• AIM OF THE TASK: Return every line of the entries that includes the word "Live".

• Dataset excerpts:
┄┄┄┄┄┄┄┄┄┄┄┄┄┄┄┄┄┄┄┄

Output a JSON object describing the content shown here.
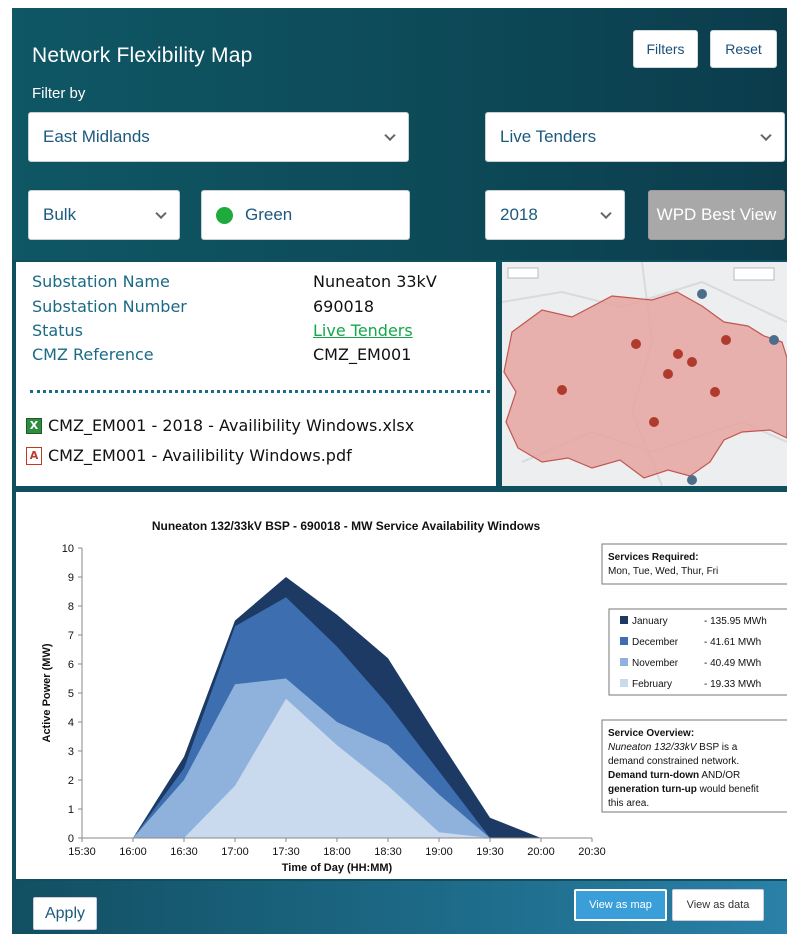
{
  "header": {
    "title": "Network Flexibility Map",
    "filter_by_label": "Filter by",
    "filters_button": "Filters",
    "reset_button": "Reset"
  },
  "filters": {
    "region": "East Midlands",
    "tender_status": "Live Tenders",
    "type": "Bulk",
    "rag_status": "Green",
    "rag_color": "#1faa3c",
    "year": "2018",
    "best_view_button": "WPD Best View"
  },
  "substation": {
    "name_label": "Substation Name",
    "name_value": "Nuneaton 33kV",
    "number_label": "Substation Number",
    "number_value": "690018",
    "status_label": "Status",
    "status_value": "Live Tenders",
    "cmz_label": "CMZ Reference",
    "cmz_value": "CMZ_EM001"
  },
  "files": [
    {
      "name": "CMZ_EM001 - 2018 - Availibility Windows.xlsx",
      "icon": "excel-file-icon"
    },
    {
      "name": "CMZ_EM001 - Availibility Windows.pdf",
      "icon": "pdf-file-icon"
    }
  ],
  "chart_data": {
    "type": "area",
    "title": "Nuneaton 132/33kV BSP - 690018 - MW Service Availability Windows",
    "xlabel": "Time of Day (HH:MM)",
    "ylabel": "Active Power (MW)",
    "ylim": [
      0,
      10
    ],
    "yticks": [
      "0",
      "1",
      "2",
      "3",
      "4",
      "5",
      "6",
      "7",
      "8",
      "9",
      "10"
    ],
    "x": [
      "15:30",
      "16:00",
      "16:30",
      "17:00",
      "17:30",
      "18:00",
      "18:30",
      "19:00",
      "19:30",
      "20:00",
      "20:30"
    ],
    "series": [
      {
        "name": "January",
        "energy": "- 135.95 MWh",
        "color": "#1c3a63",
        "values": [
          0,
          0,
          2.8,
          7.5,
          9.0,
          7.7,
          6.2,
          3.4,
          0.7,
          0,
          0
        ]
      },
      {
        "name": "December",
        "energy": "- 41.61 MWh",
        "color": "#3d6eaf",
        "values": [
          0,
          0,
          2.4,
          7.3,
          8.3,
          6.6,
          4.6,
          2.3,
          0,
          0,
          0
        ]
      },
      {
        "name": "November",
        "energy": "- 40.49 MWh",
        "color": "#8fb2dc",
        "values": [
          0,
          0,
          2.0,
          5.3,
          5.5,
          4.0,
          3.2,
          1.5,
          0,
          0,
          0
        ]
      },
      {
        "name": "February",
        "energy": "- 19.33 MWh",
        "color": "#c9d9ee",
        "values": [
          0,
          0,
          0,
          1.8,
          4.8,
          3.2,
          1.8,
          0.2,
          0,
          0,
          0
        ]
      }
    ],
    "legend_position": "right",
    "services_required_title": "Services Required:",
    "services_required_days": "Mon, Tue, Wed, Thur, Fri",
    "overview_title": "Service Overview:",
    "overview_line1_italic": "Nuneaton 132/33kV",
    "overview_line1_rest": " BSP is a",
    "overview_line2": "demand constrained network.",
    "overview_line3_bold": "Demand turn-down",
    "overview_line3_rest": " AND/OR",
    "overview_line4_bold": "generation turn-up",
    "overview_line4_rest": " would benefit",
    "overview_line5": "this area."
  },
  "footer": {
    "apply_button": "Apply",
    "view_map_button": "View as map",
    "view_data_button": "View as data"
  }
}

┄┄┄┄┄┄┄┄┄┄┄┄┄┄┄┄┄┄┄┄

• YOUR RESPONSE:
    "tender_status": "Live Tenders",
    "status_value": "Live Tenders",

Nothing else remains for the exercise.